- Southern Oregon behavioral health leaders recognize peer support workers as essential in responding to mental health issues, addiction, and homelessness.
- A partnership between those leaders, peers, and Providence CORE gathered evidence to strengthen and support the region’s peer workforce.
- The project offers several valuable findings and recommendations for peers and the organizations that employ them.
In Southern Oregon, local behavioral health leaders recognize peer support workers as essential partners in addressing growing challenges around mental health, addiction, and homelessness. They also recognize a need to support and sustain a successful peer workforce as the region responds to issues like limited access to mental health care and substance abuse treatment, economic and social isolation, trauma, stigma, and events such as the COVID-19 pandemic and wildfires.
A partnership between those leaders, local peers, and the Providence Center for Outcomes Research & Education (CORE) aims to help by developing collaborative recommendations to strengthen the region's peer workforce.
Read on to learn more about the Southern Oregon Peer Workforce Project, or click here for a collection of reports and resources related to this work.
Who are peer support workers?
Peers are people with personal experience with mental health conditions or substance use disorders, or both, who use that knowledge to help others facing similar struggles. Peers are known by various titles, including peer support specialist, certified recovery mentor, family/youth support specialist, and peer mentor, among others. They provide a wide range of support, such as helping people navigate the healthcare system, connecting them to resources, and overcoming stigma.
In 2007, the Centers for Medicare and Medicaid Services recognized peer support services as an evidence-based model of care for mental and behavioral health and approved coverage for the provision of peer services. This led to a proliferation of peer programs within healthcare and community-based settings, including the Southern Oregon region.
“Peer work is the most important part of treatment right now. People need people they can relate to and engage with. (Our leadership) calls peers’ work ‘the secret sauce.’” —Peer & Peer Supervisor
Partnering to strengthen and support the peer workforce
With funding from the Housman Foundation, the Southern Oregon Peer Workforce Project aimed to strengthen the region’s peer workforce and improve behavioral health and addictions/recovery services and outcomes for the community. Specific goals included:
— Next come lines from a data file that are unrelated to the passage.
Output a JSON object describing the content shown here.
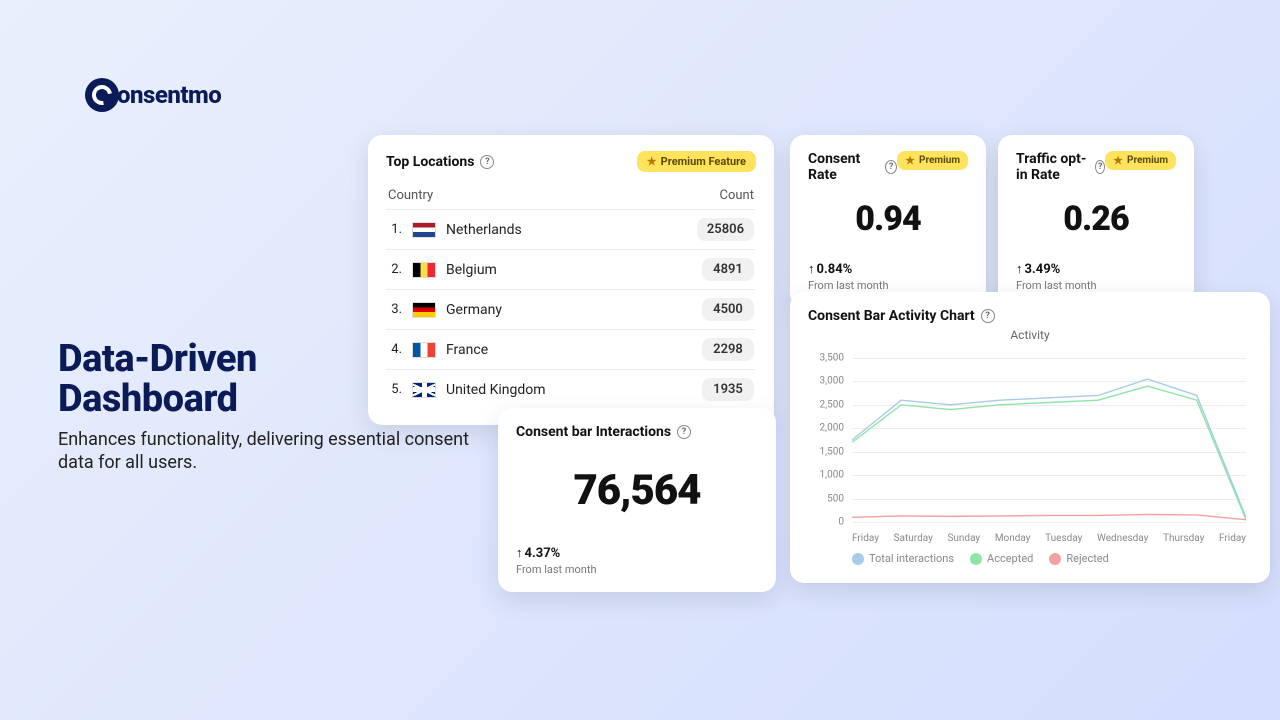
{
  "brand": {
    "name": "onsentmo"
  },
  "headline": {
    "title_line1": "Data-Driven",
    "title_line2": "Dashboard",
    "subtitle": "Enhances functionality, delivering essential consent data for all users."
  },
  "premium_label": "Premium Feature",
  "premium_short": "Premium",
  "top_locations": {
    "title": "Top Locations",
    "col_country": "Country",
    "col_count": "Count",
    "rows": [
      {
        "rank": "1.",
        "name": "Netherlands",
        "count": "25806"
      },
      {
        "rank": "2.",
        "name": "Belgium",
        "count": "4891"
      },
      {
        "rank": "3.",
        "name": "Germany",
        "count": "4500"
      },
      {
        "rank": "4.",
        "name": "France",
        "count": "2298"
      },
      {
        "rank": "5.",
        "name": "United Kingdom",
        "count": "1935"
      }
    ]
  },
  "consent_rate": {
    "title": "Consent Rate",
    "value": "0.94",
    "delta": "0.84%",
    "from": "From last month"
  },
  "traffic_rate": {
    "title": "Traffic opt-in Rate",
    "value": "0.26",
    "delta": "3.49%",
    "from": "From last month"
  },
  "interactions": {
    "title": "Consent bar Interactions",
    "value": "76,564",
    "delta": "4.37%",
    "from": "From last month"
  },
  "activity": {
    "title": "Consent Bar Activity Chart",
    "chart_title": "Activity",
    "legend": {
      "total": "Total interactions",
      "accepted": "Accepted",
      "rejected": "Rejected"
    },
    "colors": {
      "total": "#a7cbe8",
      "accepted": "#8de6a7",
      "rejected": "#f2a1a1"
    }
  },
  "chart_data": {
    "type": "line",
    "title": "Activity",
    "xlabel": "",
    "ylabel": "",
    "ylim": [
      0,
      3500
    ],
    "x": [
      "Friday",
      "Saturday",
      "Sunday",
      "Monday",
      "Tuesday",
      "Wednesday",
      "Thursday",
      "Friday"
    ],
    "series": [
      {
        "name": "Total interactions",
        "values": [
          1750,
          2600,
          2500,
          2600,
          2650,
          2700,
          3050,
          2700,
          100
        ]
      },
      {
        "name": "Accepted",
        "values": [
          1700,
          2500,
          2400,
          2500,
          2550,
          2600,
          2900,
          2600,
          50
        ]
      },
      {
        "name": "Rejected",
        "values": [
          100,
          130,
          120,
          130,
          140,
          140,
          160,
          150,
          50
        ]
      }
    ],
    "yticks": [
      0,
      500,
      1000,
      1500,
      2000,
      2500,
      3000,
      3500
    ]
  }
}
- Cultivating a culture of shared learning and collaboration among peer programs
- Empowering the community to advocate for funding and workforce improvement
- Building capacity to evaluate and improve peer work within and across programs
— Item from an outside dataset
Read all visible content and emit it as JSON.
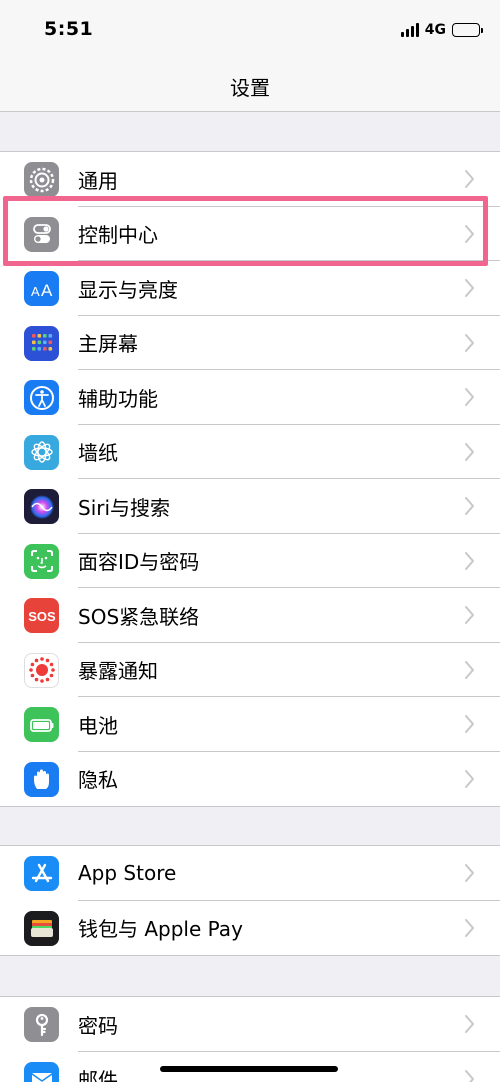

In support of these goals, CORE conducted an evidence and data review around peer services' impacts and best practices, as well as interviews and focus groups with peers and supervisors from 14 different agencies. We also consulted with peers through the Southern Oregon Peer Community of Practice, the Mental Health Association of Oregon, and other regional behavioral health/substance use disorder leaders.
“It's not about what you do with people, but it's about how you treat people and how you are with them; you're not in a power role.” – Peer Employee
Key takeaways from CORE’s research: facilitating peer success
CORE's evidence review shows that peer services are effective and can lead to positive outcomes for individuals who engage with them. As CORE Program Manager Lizzie Fussell, MPH, explains, “we no longer need to ask if peers are effective. Instead, we need to ask how they are effective and under what conditions are they best able to leverage their skills to support community members.”
We also found that as peer programs grow to meet community needs, it’s important to focus on the specifics of implementation and follow (or develop) best practices that support peers.
Furthermore, CORE’s interviews with peers and peer supervisors and input from the local groups described above generated several actionable recommendations for facilitating peer success, including:
- Invest in training and cultivate a culture that supports professional development and continuous learning.
- Educate leaders and decision-makers about peers’ roles and scope.
- Encourage direct supervision by peers themselves and/or co-supervision models so that all peers have access to supervisors with experiential knowledge of peer services.
- Give supervisors time and encouragement to meet individually with peer staff at least once a month.
- Provide peers with opportunities for growth and leadership and link them to training and skill development for those future roles.
- Identify community-centered care networks already in existence to increase access to culturally and linguistically specific peer services.
“...Peers are people in recovery. So if they're stressed out, we run a risk of losing the progress that they've made. So, it is in the interest of the agency, the clients, and the staff for us to prioritize (peers’) well-being. – Peer Supervisor
“I feel like the reason that we don't reach the Spanish as a first language population is because we offer everything in English and then they have to try and fit in.”—Peer Supervisor
The Southern Oregon Peer Workforce Project demonstrates the value of peer work and why it is so important to invest in and support this workforce. CORE's findings and recommendations offer valuable lessons and tools for peers, supervisors, and decision-makers to guide future planning, investment, and actions in this field. To learn more, check out the resources and links below.
- Peer evidence and reports from the Southern Oregon Peer Workforce Project
- SAMHSA: Peer Support Workers for those in Recovery
- CORE blog: CORE joins effort to bolster behavioral health services in Southern Oregon